• **Problem**: Write out nothing but the lines from the one containing "Convert this screenshot" through the last line below, both included, and without the pictures.

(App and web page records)
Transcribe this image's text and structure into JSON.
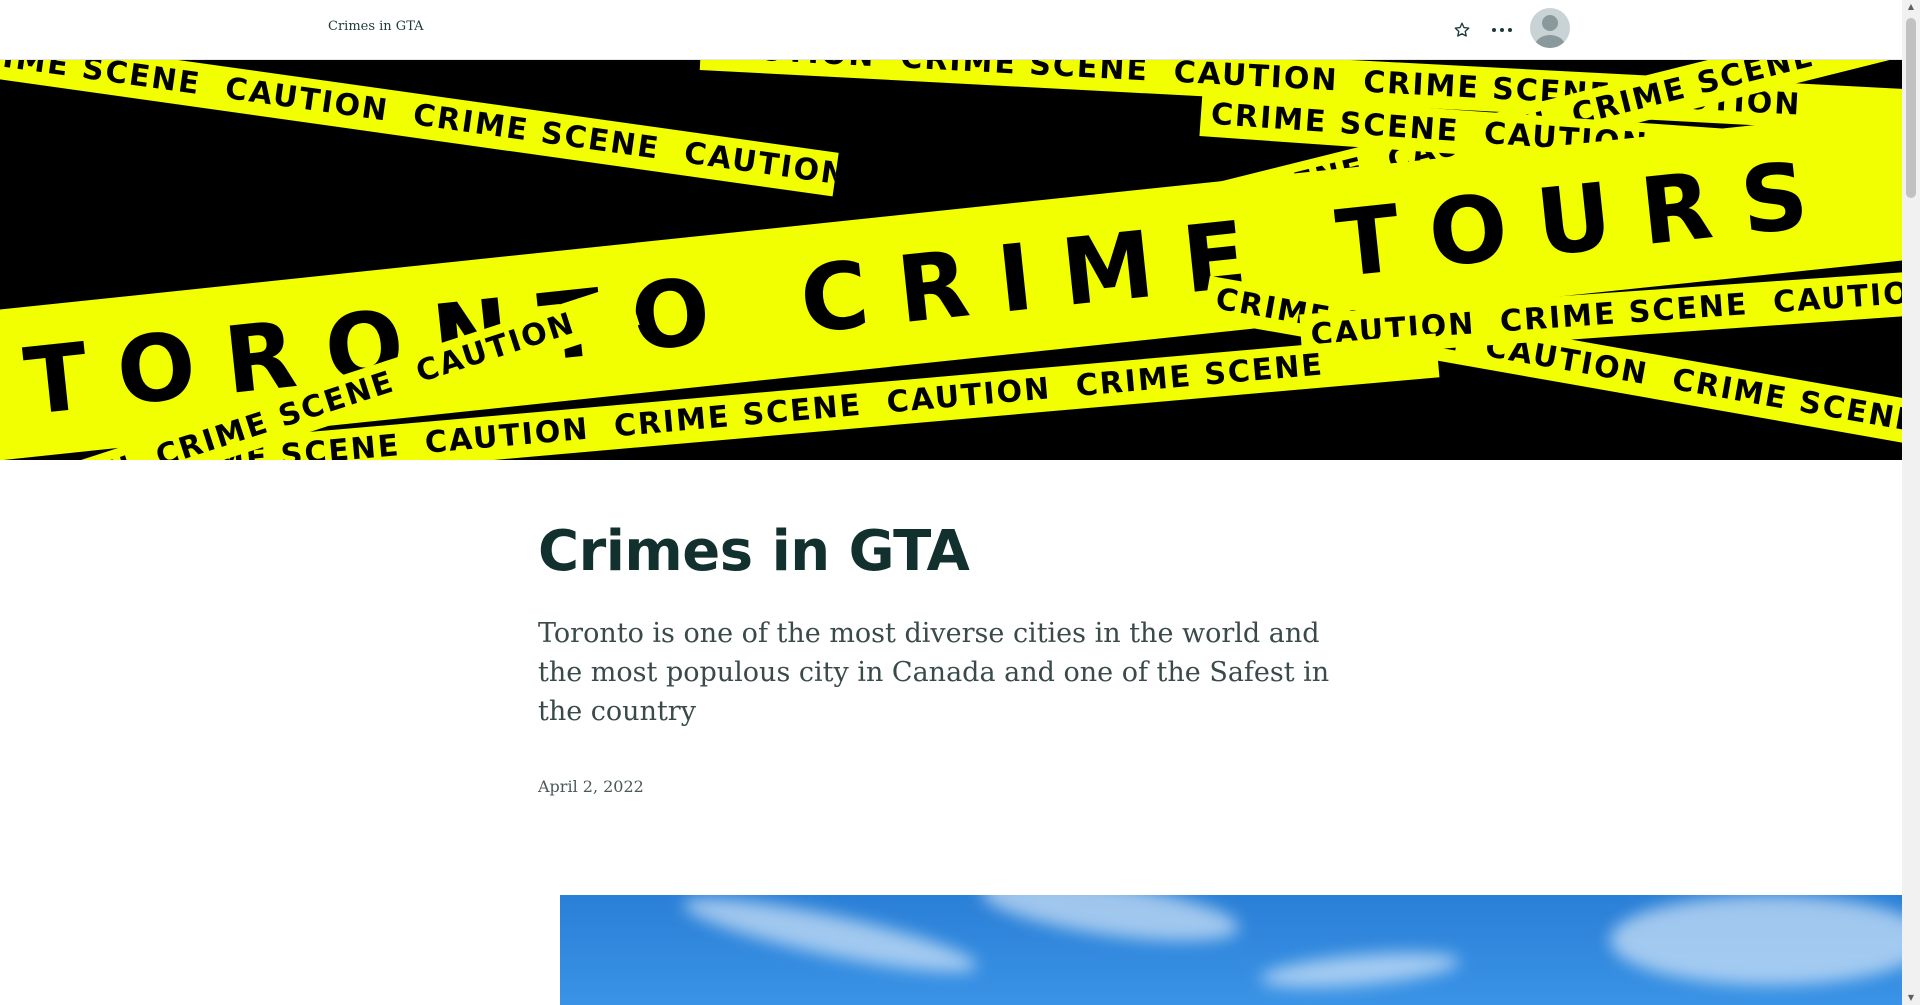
{
  "header": {
    "site_title": "Crimes in GTA",
    "icons": [
      "star-icon",
      "more-icon",
      "user-avatar-icon"
    ]
  },
  "hero": {
    "tape_word_1": "CRIME SCENE",
    "tape_word_2": "CAUTION",
    "banner_title": "TORONTO CRIME TOURS",
    "tape_color": "#f2ff00",
    "background_color": "#000000"
  },
  "article": {
    "title": "Crimes in GTA",
    "summary": "Toronto is one of the most diverse cities in the world and the most populous city in Canada and one of the Safest in the country",
    "date": "April 2, 2022"
  },
  "colors": {
    "heading": "#12302e",
    "body_text": "#3a4a4a",
    "sky": "#2a7fd6"
  }
}
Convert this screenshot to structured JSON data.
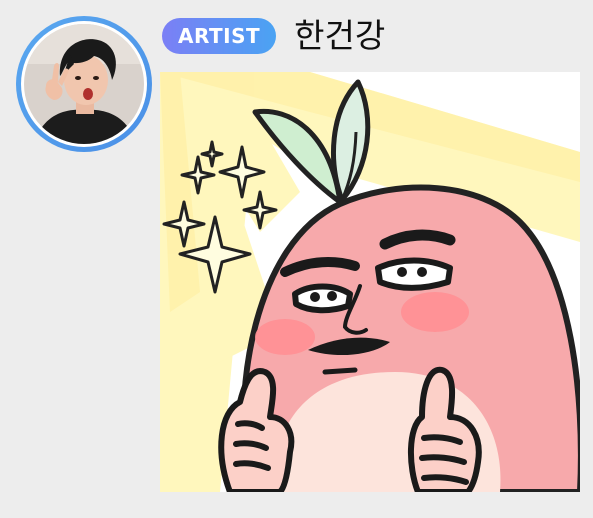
{
  "message": {
    "badge_label": "ARTIST",
    "author_name": "한건강",
    "sticker_description_name": "peach-character-sticker"
  },
  "colors": {
    "background": "#ededed",
    "avatar_ring": "#4a8fe6",
    "badge_gradient_start": "#7b7ff5",
    "badge_gradient_end": "#4aa3f3",
    "sticker_rays": "#fff6b0",
    "character_body": "#f7a8a8",
    "leaf_green": "#cfeed0"
  }
}
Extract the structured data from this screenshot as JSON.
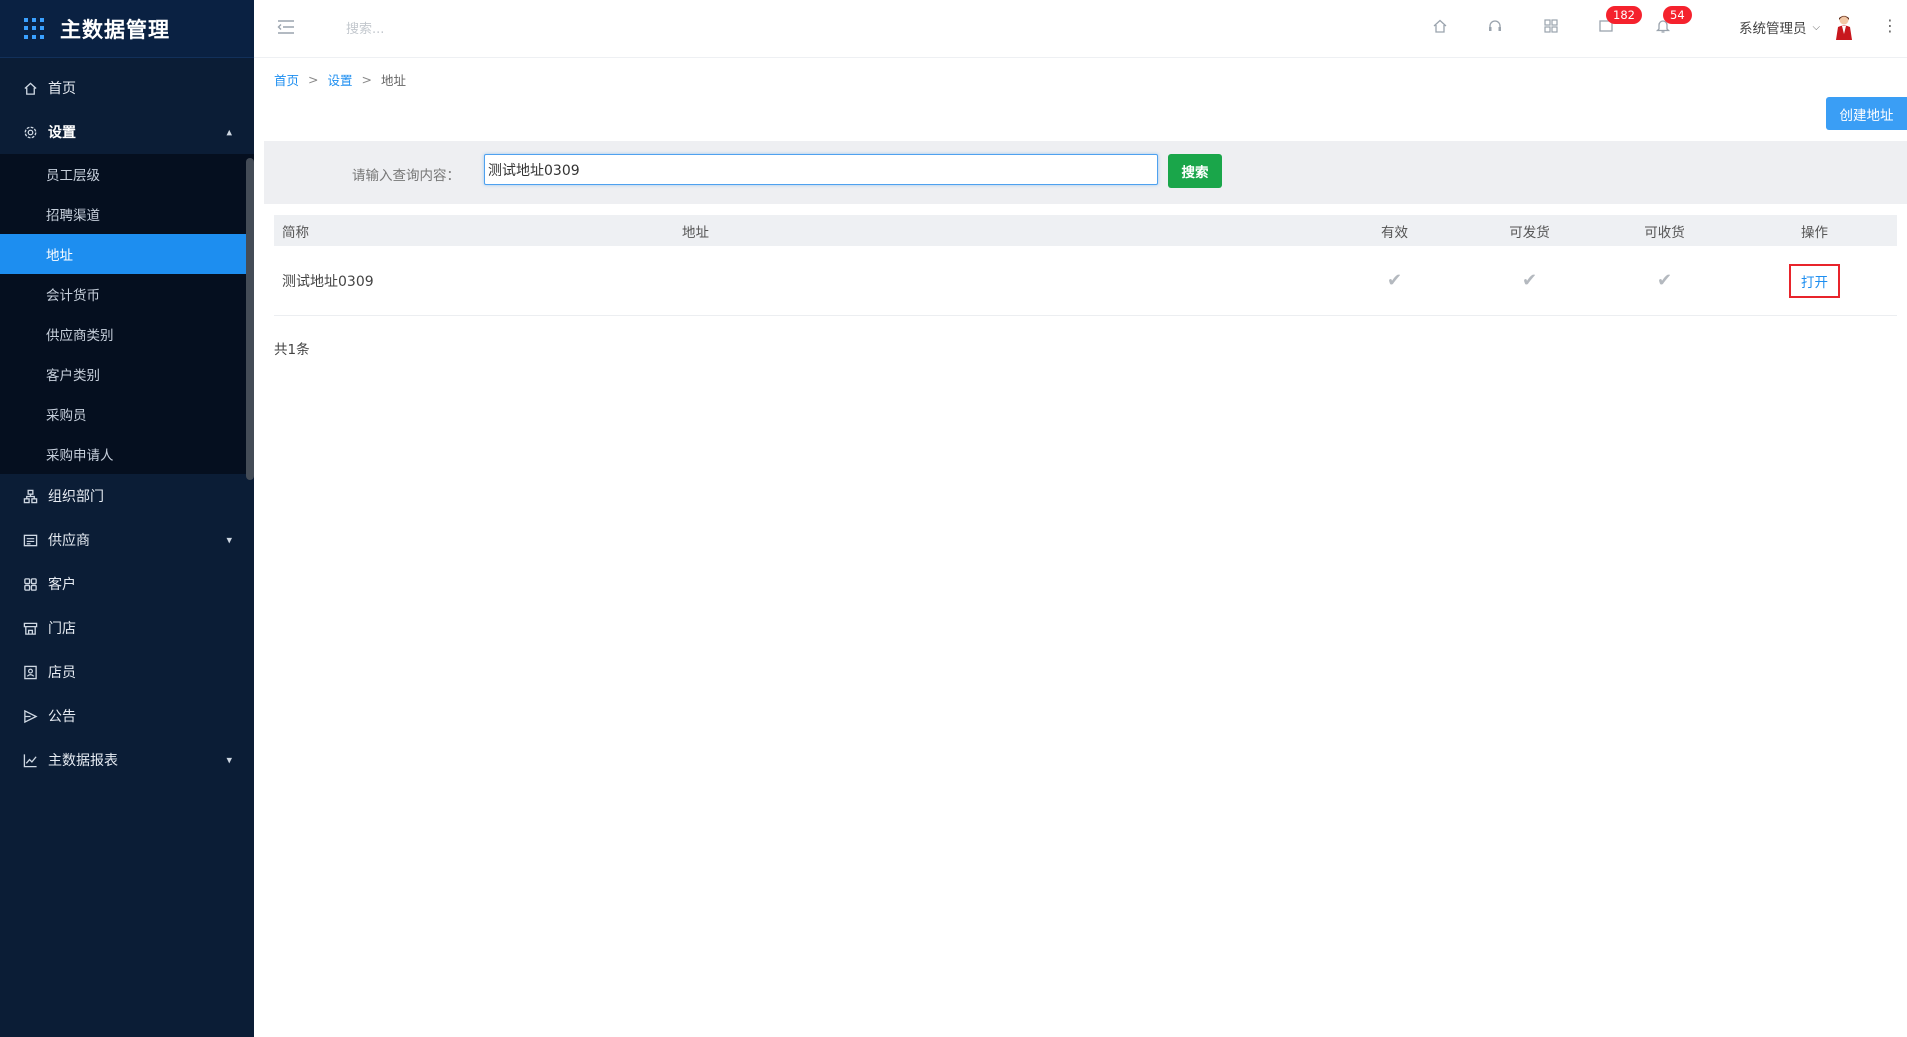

• **The completed task**:
Convert this screenshot to structured JSON data.
{
  "message": {
    "badge_label": "ARTIST",
    "author_name": "한건강",
    "sticker_description_name": "peach-character-sticker"
  },
  "colors": {
    "background": "#ededed",
    "avatar_ring": "#4a8fe6",
    "badge_gradient_start": "#7b7ff5",
    "badge_gradient_end": "#4aa3f3",
    "sticker_rays": "#fff6b0",
    "character_body": "#f7a8a8",
    "leaf_green": "#cfeed0"
  }
}
Extract the structured data from this screenshot as JSON.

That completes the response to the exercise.